Before the event in which I gave a talk, one friend of mine told me “break a leg!” I thanked her and thought a little bit on that idiom.

There are many opinions on the origins of this idiom according to different contexts and times. Above all, the most frequently explanations of the origin are the ones which say that it was superstition the reason for this idiom.

I could mention and give further information on the origin of idioms. But what I want to express here is not the origins of idioms or their uses. What interests me is the use of idioms among English, specially in Academic contexts.

I do understand that idioms are part of the culture and enrich the language.

But, how often are idioms used in academic contexts?
Are idioms a colloquialism use of language? Do people use idioms to avoid formality?

I have these doubts and some others. I will appreciate if you could answer some of my questions.

On the Anglo Forum Experience
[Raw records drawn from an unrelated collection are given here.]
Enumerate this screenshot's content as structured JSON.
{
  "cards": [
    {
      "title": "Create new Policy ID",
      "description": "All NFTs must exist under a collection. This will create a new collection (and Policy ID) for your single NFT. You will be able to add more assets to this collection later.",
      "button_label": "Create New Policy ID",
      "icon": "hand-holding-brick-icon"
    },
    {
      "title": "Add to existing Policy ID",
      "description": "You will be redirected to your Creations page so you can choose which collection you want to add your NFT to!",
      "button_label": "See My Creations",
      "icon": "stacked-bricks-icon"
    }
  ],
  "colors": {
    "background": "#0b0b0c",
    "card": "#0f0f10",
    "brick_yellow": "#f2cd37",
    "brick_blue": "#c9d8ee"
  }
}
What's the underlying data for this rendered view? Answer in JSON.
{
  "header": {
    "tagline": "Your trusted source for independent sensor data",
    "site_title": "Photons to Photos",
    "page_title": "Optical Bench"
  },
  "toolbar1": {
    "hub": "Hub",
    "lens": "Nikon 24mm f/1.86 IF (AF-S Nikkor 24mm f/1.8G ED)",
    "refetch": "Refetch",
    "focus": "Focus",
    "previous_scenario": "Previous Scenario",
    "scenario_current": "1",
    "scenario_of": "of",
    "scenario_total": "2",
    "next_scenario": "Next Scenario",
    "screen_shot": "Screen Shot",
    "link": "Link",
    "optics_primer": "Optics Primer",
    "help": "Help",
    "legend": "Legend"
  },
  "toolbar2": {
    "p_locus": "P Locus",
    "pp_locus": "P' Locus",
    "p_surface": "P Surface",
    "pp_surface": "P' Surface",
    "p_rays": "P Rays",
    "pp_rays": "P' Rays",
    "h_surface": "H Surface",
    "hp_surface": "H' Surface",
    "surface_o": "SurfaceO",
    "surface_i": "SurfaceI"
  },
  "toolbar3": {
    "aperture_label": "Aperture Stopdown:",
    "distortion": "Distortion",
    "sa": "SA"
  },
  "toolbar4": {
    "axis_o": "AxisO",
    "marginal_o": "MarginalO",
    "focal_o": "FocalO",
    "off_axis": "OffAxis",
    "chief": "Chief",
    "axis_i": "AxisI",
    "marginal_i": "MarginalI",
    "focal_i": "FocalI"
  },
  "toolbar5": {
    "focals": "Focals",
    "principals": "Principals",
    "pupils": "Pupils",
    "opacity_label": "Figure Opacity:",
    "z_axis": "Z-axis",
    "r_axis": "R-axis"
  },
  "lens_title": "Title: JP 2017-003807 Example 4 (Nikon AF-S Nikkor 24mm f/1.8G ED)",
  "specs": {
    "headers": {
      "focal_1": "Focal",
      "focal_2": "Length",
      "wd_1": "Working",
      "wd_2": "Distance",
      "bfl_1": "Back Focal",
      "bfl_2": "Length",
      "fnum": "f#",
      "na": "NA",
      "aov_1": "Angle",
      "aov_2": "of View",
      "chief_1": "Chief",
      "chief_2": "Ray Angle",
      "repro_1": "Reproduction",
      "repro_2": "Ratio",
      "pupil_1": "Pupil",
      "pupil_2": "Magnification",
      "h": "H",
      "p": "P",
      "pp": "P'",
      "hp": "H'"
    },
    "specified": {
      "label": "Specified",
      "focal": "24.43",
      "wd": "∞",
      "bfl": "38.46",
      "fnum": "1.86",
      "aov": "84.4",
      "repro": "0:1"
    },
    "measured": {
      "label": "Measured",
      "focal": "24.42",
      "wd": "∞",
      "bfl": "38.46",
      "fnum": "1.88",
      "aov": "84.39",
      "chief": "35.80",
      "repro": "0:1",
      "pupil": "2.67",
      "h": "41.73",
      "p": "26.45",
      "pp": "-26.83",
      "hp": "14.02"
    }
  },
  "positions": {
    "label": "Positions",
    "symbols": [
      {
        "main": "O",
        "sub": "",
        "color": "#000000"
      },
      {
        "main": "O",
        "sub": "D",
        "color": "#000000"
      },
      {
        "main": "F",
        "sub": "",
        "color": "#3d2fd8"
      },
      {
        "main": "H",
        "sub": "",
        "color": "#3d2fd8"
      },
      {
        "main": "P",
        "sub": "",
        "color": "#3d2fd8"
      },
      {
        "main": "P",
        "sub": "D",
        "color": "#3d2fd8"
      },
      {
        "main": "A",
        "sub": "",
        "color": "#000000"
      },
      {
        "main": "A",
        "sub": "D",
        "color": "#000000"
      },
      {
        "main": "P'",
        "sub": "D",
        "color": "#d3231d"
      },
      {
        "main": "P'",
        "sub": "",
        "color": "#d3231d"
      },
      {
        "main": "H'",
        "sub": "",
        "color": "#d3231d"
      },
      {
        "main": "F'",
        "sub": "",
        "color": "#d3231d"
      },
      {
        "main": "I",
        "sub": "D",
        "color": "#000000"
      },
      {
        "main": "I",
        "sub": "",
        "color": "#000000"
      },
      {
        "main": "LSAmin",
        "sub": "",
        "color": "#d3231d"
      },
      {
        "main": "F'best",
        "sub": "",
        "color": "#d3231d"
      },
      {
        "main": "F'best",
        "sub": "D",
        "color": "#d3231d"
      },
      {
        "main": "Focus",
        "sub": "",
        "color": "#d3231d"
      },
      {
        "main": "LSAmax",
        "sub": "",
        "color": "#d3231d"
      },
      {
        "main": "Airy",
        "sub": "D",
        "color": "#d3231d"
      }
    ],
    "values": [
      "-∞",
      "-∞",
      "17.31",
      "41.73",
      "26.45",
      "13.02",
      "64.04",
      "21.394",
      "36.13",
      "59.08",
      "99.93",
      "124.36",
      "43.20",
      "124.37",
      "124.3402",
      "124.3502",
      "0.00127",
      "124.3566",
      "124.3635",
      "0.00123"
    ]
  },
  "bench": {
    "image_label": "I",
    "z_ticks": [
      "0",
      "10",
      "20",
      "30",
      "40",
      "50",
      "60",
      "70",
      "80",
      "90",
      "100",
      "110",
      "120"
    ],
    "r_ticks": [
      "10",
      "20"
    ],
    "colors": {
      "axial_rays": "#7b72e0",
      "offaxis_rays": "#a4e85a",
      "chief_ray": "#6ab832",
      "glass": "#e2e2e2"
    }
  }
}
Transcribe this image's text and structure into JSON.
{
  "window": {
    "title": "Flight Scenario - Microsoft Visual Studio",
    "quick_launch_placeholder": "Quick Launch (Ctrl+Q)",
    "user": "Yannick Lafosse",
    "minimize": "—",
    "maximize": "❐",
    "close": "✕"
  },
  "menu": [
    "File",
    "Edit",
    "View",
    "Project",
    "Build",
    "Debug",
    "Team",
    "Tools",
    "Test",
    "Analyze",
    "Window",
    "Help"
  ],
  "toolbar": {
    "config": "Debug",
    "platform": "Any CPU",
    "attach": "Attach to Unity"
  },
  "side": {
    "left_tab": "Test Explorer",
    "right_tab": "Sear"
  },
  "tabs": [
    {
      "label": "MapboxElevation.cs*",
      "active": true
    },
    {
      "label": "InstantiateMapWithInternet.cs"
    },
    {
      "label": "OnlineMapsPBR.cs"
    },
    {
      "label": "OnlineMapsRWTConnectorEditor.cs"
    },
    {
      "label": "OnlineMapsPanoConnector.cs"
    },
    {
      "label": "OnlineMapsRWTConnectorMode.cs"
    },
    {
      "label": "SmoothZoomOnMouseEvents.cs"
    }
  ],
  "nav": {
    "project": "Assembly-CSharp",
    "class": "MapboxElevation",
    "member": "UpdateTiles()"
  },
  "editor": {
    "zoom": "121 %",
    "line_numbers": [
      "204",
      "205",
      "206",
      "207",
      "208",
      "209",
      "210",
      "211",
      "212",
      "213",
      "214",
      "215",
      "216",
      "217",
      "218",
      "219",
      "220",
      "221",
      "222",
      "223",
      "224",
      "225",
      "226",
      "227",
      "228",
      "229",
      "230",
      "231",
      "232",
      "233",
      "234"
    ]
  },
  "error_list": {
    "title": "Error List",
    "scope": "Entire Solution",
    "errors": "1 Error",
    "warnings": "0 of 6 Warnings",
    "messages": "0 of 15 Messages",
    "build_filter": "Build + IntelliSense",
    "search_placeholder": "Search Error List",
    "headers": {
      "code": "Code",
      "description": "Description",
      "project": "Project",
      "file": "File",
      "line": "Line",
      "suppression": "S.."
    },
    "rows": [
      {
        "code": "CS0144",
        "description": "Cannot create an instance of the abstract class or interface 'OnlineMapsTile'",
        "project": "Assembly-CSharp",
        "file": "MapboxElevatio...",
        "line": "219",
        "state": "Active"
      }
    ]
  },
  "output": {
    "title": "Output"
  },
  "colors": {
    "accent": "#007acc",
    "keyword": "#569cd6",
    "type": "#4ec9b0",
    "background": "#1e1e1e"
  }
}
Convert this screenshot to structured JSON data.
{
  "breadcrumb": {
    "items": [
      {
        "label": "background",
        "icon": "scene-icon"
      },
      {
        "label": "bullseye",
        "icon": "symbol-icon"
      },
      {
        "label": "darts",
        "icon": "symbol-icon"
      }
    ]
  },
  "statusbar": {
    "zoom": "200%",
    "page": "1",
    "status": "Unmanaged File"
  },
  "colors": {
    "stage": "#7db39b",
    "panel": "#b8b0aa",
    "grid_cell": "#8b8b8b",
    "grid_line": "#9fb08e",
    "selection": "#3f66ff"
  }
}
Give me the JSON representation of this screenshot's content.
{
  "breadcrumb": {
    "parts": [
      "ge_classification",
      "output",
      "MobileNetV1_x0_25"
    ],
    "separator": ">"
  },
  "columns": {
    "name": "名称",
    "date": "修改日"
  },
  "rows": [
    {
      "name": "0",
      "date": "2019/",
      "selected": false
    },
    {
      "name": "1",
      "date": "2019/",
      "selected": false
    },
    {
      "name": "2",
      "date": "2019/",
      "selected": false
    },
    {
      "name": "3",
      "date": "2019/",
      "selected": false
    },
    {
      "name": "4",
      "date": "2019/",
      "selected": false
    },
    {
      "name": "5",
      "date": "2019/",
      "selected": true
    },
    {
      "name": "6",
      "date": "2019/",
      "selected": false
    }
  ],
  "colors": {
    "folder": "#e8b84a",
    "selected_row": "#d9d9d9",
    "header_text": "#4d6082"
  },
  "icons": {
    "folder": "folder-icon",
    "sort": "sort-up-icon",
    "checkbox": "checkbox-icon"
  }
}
…So we arrived in time, rather a little late. As soon as we received our packages and checked in, we walked towards the first plenary session.

Simon Brewster was there giving his speech. Soon his words made us to look at each other. Surprisingly, he was talking about the same things we were going to say in our introduction. Then was Paul Seligson who said something related to our topic. -That’s not a big deal, the forum is on one topic and so many presentations might be related to each other.

We, 1st time speakers, were anxious and didn’t know what to expect. -Why our proposal was accepted?- At first we thought many unpleasant things. But suddenly, after the first plenary, we knew that we had something interesting to share. We got more confidence after Paul Seligson’s plenary. Our presentation perfectly fit the content of the forum…

By the time our participation finished, satisfaction filled our souls. But that, that is another part of the story.